Thursday, April 23, 2020
The 2019-20 Child Study Center's Lois Bloom Lecture
4:15 p.m., Nittany Lion Inn, Assembly Room

Mary Dozier

"Early Adversity and Intervention: Effects Over Time"

Abstract: Dr. Dozier will consider the effects of different types of early adversity on children’s functioning, and factors that affect children’s ability to recover behaviorally and biologically following adversity. The types of adversity considered will include parental neglect, maternal opioid dependence, foster care, and orphanage care. An intervention, Attachment and Biobehavioral Catch-up (ABC), has been developed and adapted for parents of young children who have experienced these various forms of adversity.  Recent findings from our randomized clinical studies will be presented, highlighting brain and behavioral outcomes from middle childhood.

Thursday, September 20, 2018
The 2018 Child Study Center's Lois Bloom Lecture
4:15 p.m., Nittany Lion Inn, Assembly Room

Early Stress and Psychological Development

"Early Stress and Psychological Development: What do the theories propose and what do the findings mean?"

Abstract: There is now a great deal of clinical and theoretical regard for the role that early stress may play in long-term behavioral and physical health outcomes. This area of research encompasses many broad and substantial models of human development (e.g., “developmental programming”), engages several competing and complementary biological mechanisms (e.g., stress physiology, [neuro]inflammation), and requires an impressive array of research techniques (e.g., neuroimaging, behavioral manipulations).  In the course of this presentation, we will consider some of these, and focus particularly on the goodness of fit between alternative models and available evidence.

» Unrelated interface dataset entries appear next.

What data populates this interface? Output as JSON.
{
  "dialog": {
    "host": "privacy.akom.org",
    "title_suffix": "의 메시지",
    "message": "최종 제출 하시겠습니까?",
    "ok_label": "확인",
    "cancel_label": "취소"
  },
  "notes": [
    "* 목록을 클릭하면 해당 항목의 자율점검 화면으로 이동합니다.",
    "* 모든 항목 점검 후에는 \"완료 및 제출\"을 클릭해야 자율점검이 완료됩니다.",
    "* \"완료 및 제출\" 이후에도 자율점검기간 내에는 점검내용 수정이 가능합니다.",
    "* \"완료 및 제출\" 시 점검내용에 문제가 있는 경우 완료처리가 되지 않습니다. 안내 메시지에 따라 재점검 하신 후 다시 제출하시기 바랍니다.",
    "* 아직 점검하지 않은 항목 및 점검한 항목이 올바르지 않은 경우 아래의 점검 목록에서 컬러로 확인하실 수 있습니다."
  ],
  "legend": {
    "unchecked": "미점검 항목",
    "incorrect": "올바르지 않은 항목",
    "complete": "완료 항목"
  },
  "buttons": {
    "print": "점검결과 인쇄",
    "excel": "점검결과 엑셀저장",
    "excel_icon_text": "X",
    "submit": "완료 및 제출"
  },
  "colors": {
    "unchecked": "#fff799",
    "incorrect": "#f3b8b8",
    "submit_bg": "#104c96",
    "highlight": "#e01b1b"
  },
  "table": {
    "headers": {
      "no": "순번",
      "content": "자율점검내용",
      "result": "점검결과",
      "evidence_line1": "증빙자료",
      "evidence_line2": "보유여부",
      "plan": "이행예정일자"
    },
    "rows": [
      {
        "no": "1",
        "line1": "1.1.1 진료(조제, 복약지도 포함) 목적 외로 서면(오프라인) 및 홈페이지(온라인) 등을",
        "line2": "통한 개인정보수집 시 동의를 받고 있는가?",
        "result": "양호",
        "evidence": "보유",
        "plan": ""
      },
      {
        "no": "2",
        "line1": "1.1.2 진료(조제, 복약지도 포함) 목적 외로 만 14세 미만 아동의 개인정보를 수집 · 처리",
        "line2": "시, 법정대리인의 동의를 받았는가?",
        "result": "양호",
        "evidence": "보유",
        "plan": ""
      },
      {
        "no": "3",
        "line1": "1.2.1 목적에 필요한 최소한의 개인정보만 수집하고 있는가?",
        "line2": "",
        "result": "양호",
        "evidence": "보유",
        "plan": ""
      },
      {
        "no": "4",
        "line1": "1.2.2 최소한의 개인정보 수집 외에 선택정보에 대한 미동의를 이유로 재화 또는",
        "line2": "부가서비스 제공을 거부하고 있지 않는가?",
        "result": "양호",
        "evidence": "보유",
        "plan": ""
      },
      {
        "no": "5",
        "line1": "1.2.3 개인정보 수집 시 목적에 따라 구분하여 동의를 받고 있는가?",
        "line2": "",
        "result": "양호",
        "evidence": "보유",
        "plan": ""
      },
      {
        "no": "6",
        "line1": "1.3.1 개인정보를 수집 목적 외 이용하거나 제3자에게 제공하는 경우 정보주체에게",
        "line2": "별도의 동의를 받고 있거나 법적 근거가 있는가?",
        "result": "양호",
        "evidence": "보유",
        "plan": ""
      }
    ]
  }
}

We will also consider how a trans-disciplinary approach, which is needed for this kind of study, presents practical challenges for research and training.

Thursday, September 21, 2017 
The Child Study Center's 2017 Lois Bloom Lecture
4:15 p.m., The Nittany Lion Inn

Scaling up Evidence-Based Programs in Community Settings: Opportunities and Challenges

"Scaling up Evidence-Based Programs in Community Settings: Opportunities and Challenges"

Abstract: A plethora of empirically supported preventive interventions have been shown to avert and improve outcomes for children, youth, and families. Yet, evidence-based programs and practices (EBPs) often do not lead to large-scale and successful program implementation in real world settings. Advancing the impact of effective prevention programs requires addressing fundamental questions about novel ways that communities can adopt, adapt to their own cultural values, and subsequently own and deliver an EBP intervention with fidelity and sustainability. This presentation will address challenges and opportunities for scaling up EBP in community settings, demonstrating the potential widespread implementation and sustainability of technology as an effective program delivery platform.

Thursday, September 22, 2016 
The Child Study Center's 2016 Lois Bloom Lecture
4:15 p.m., The Nittany Lion Inn, Assembly Room

Age of Opportunity: Lessons From the New Science of Adolescence

"Age of Opportunity: Lessons From the New Science of Adolescence"

Abstract: Adolescence now lasts longer than ever, and the adolescent brain is surprisingly malleable. These new discoveries make this time of life crucial in determining a person’s ultimate success and happiness. In this lecture, Laurence Steinberg will discuss the teenage brain’s potential for change, the links between brain development and risk-taking in adolescence, the elongation of adolescence as a developmental stage, and the implications of each for how we parent, educate, and understand young people.

Tuesday, September 22, 2015
The Child Study Center's 2015 Lois Bloom Lecture
4:15 p.m., The Nittany Lion Inn, Assembly Room